I like cars. In fact, I think it's fair to say that most people who know me have at least an inkling that there is a part of my heart devoted to all things with wheels that go brum.
I feed this love with websites, magazines (although only occasionally...have you seen how much they cost?) and television. As a non-sky subscriber, my choice of car related television is relatively small. I love the BTCC, and do watch F1, but my love of cars is not really about speed as such. I enjoy design, tech, culture and all the other little things that combine to create the deified concept of 'car' in my heart. Television programmes dealing with cars outside of motorsport are even fewer, though. In fact, it's fair to say there are only two - Fifth Gear and Top Gear.
Fifth Gear tried to become Top Gear minus the clever photography. That put me off and I stopped watching ('though I must say, things have improved from what I saw recently). Top Gear has always been less about 'cars' than I'd like. But this has got worse over the years, and increasingly they have courted controversy to gain ratings and the kind of rep sort by 13 year olds in a 'not as rough as they think it is' secondary school.
For my sins, I have drawn Deborah into this world of idiocy and she has borne it with grace and perseverance. She has even done her best not to roll her eyes and throw things at the television.
But last night things changed.
This series I've been increasingly fighting the draw to watch the programme but this has been made difficult. They featured the Eagle Speedster and re-engineered Jensen Interceptor (two of my favourite vehicles of all time) forcing me to watch at least two episodes. Last night featured a test of two electric vehicles (Nissan Leaf and Peugeot iOn). I am also a fan of these vehicles, but knew already the report would be flawed. It was. I'm tempted to list the flaws, but honestly my correct information will not change the damage done by Clarkson. He claims that no one pays attention to him because of his bufoonish ways. Rubbish. People take his word for gospel. I've already seen people quoting five year battery life etc. Damage is done and I can't change a thing.

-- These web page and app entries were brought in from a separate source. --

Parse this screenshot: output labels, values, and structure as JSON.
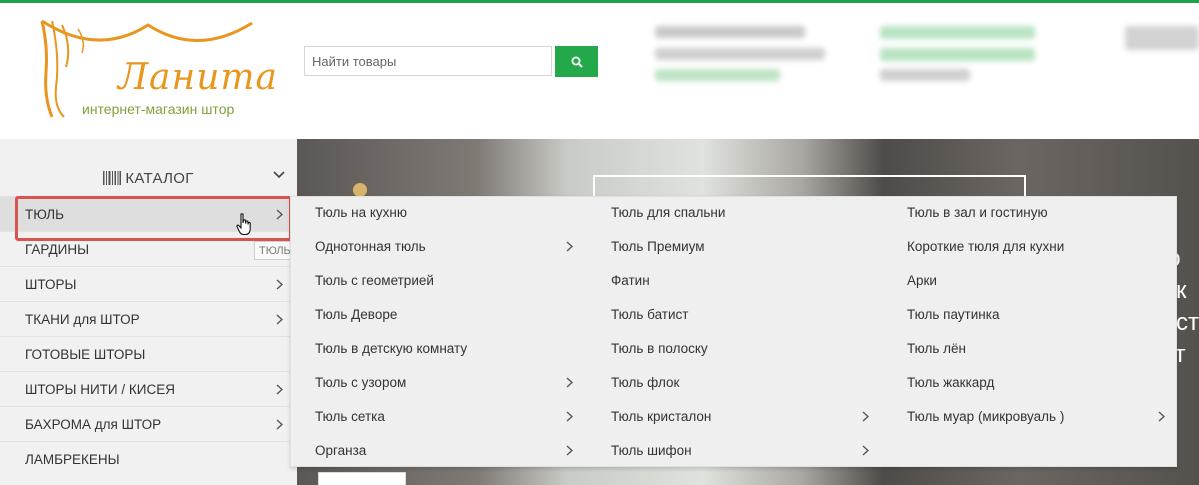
{
  "colors": {
    "accent_green": "#23a84a",
    "topbar_green": "#1fa34a",
    "logo_orange": "#e8961e",
    "logo_green": "#7da23b",
    "highlight_red": "#d9534f"
  },
  "header": {
    "logo_text": "Ланита",
    "logo_subtitle": "интернет-магазин штор",
    "search_placeholder": "Найти товары",
    "search_icon": "search-icon"
  },
  "sidebar": {
    "catalog_label": "КАТАЛОГ",
    "items": [
      {
        "label": "ТЮЛЬ",
        "has_submenu": true,
        "active": true
      },
      {
        "label": "ГАРДИНЫ",
        "has_submenu": true,
        "active": false
      },
      {
        "label": "ШТОРЫ",
        "has_submenu": true,
        "active": false
      },
      {
        "label": "ТКАНИ для ШТОР",
        "has_submenu": true,
        "active": false
      },
      {
        "label": "ГОТОВЫЕ ШТОРЫ",
        "has_submenu": false,
        "active": false
      },
      {
        "label": "ШТОРЫ НИТИ / КИСЕЯ",
        "has_submenu": true,
        "active": false
      },
      {
        "label": "БАХРОМА для ШТОР",
        "has_submenu": true,
        "active": false
      },
      {
        "label": "ЛАМБРЕКЕНЫ",
        "has_submenu": false,
        "active": false
      }
    ],
    "tooltip": "ТЮЛЬ"
  },
  "banner": {
    "side_text": [
      "ю",
      "ек",
      "ост",
      "ст"
    ]
  },
  "dropdown": {
    "columns": [
      [
        {
          "label": "Тюль на кухню",
          "has_submenu": false
        },
        {
          "label": "Однотонная тюль",
          "has_submenu": true
        },
        {
          "label": "Тюль с геометрией",
          "has_submenu": false
        },
        {
          "label": "Тюль Деворе",
          "has_submenu": false
        },
        {
          "label": "Тюль в детскую комнату",
          "has_submenu": false
        },
        {
          "label": "Тюль с узором",
          "has_submenu": true
        },
        {
          "label": "Тюль сетка",
          "has_submenu": true
        },
        {
          "label": "Органза",
          "has_submenu": true
        }
      ],
      [
        {
          "label": "Тюль для спальни",
          "has_submenu": false
        },
        {
          "label": "Тюль Премиум",
          "has_submenu": false
        },
        {
          "label": "Фатин",
          "has_submenu": false
        },
        {
          "label": "Тюль батист",
          "has_submenu": false
        },
        {
          "label": "Тюль в полоску",
          "has_submenu": false
        },
        {
          "label": "Тюль флок",
          "has_submenu": false
        },
        {
          "label": "Тюль кристалон",
          "has_submenu": true
        },
        {
          "label": "Тюль шифон",
          "has_submenu": true
        }
      ],
      [
        {
          "label": "Тюль в зал и гостиную",
          "has_submenu": false
        },
        {
          "label": "Короткие тюля для кухни",
          "has_submenu": false
        },
        {
          "label": "Арки",
          "has_submenu": false
        },
        {
          "label": "Тюль паутинка",
          "has_submenu": false
        },
        {
          "label": "Тюль лён",
          "has_submenu": false
        },
        {
          "label": "Тюль жаккард",
          "has_submenu": false
        },
        {
          "label": "Тюль муар (микровуаль )",
          "has_submenu": true
        }
      ]
    ]
  }
}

But this is damage that can be defended by the huge car companies who supplied them the vehicles. It can be defended by the large number of people who actually drive electric. Indeed, there are already a lot of messages on twitter and the internet in general explaining how an attack on the electric car was shrouded by faux impartiality.
In comparison to this, however, I've only seen a couple of references to their use of two disabled parking bays in said piece about electric vehicles. Picture me lying down on the sofa, my feet in Deb's lap. I was quietly grumbling about the inaccuracies of their maths etc. And then boom. Jaws hit the carpet. They didn't? They did! How? Why??
Four disabled parking bays, prominently displaying the markings. I don't know if it's just my imagination (I can't check the programme at the moment as I'm away from a stable broadband connection) but I can even remember the angle of the shot emphasising the wheelchair logo.
Obviously this was a potentially illegal act. But even if this is the case, it's never 'just' that. It's an attack upon the vulnerable. And that's something which more and more has been a staple of their 'humour' (which the BBC has been so quick to defend).
In trying to get Deb to watch the programme, I explained that Top Gear, though insulting of many people, was actually quite pro disability. They'd featured a blind chap driving the reasonably priced car around the track. They'd talked to a disabled driver at the Nurburgring. I'm not sure I can think of any other examples...but you know, that's not bad, right?
But no. Not only do they use the disabled parking bays, in summing up with 'electric cars don't work', the camera tracks across to the mobility scooter driving along beside them.
Deborah recently wrote about the challenges of using mobility scooters whilst holding hands. In it she wrote that around here we have very little negative attention. After writing this, we had a 'humourous' comment or two aimed at us by a man with all the brains and charm of...well...Jeremy Clarkson. And this shot of the cars and the scooter was much the same thing. It was a snigger. These things just don't work. Rolling their eyes. And I'm sick of it.
After the segment finished, we turned off the television. Over the years I have watched every episode of the 'new' format Top Gear. I will not watch another episode ever again.
So this morning I decided to write this blog post. Deborah's writing one of her own at the same time. But when I went online to see what the response had been, what did I find had been the final segment of the programme?
Yes folks, they were featuring proper cripples. War heroes. Men who laugh in the face of access. And these heroes were going to undertake the Dakar Rally.
If you think I'm being silly here...that maybe this story offsets the harm done with their snide anti-disability messages in the electric car piece...then take a look at this message lifted from a random forum;
"The nature of their injuries is horrific and if you missed the programme tonight then make a point of watching a repeat of these astonishing, heroic men overcoming injuries that would render lesser men hopeless cripples."
The message of pathetic cripple vs heroic cripple has been solidified. If you're not attempting the Dakar Rally having been physically disabled in defence of your country, then you're a hopeless cripple. A parking bay is really just enabling decrepitude. If you want to access M&S to buy a new set of undies, try travelling across Argentina and Chile first, eh? Just as the misinformation about electric cars has been spread far and wide, so the misinformation about what it is to be a 'good' cripple has spread. And we don't have a huge car company to defend us.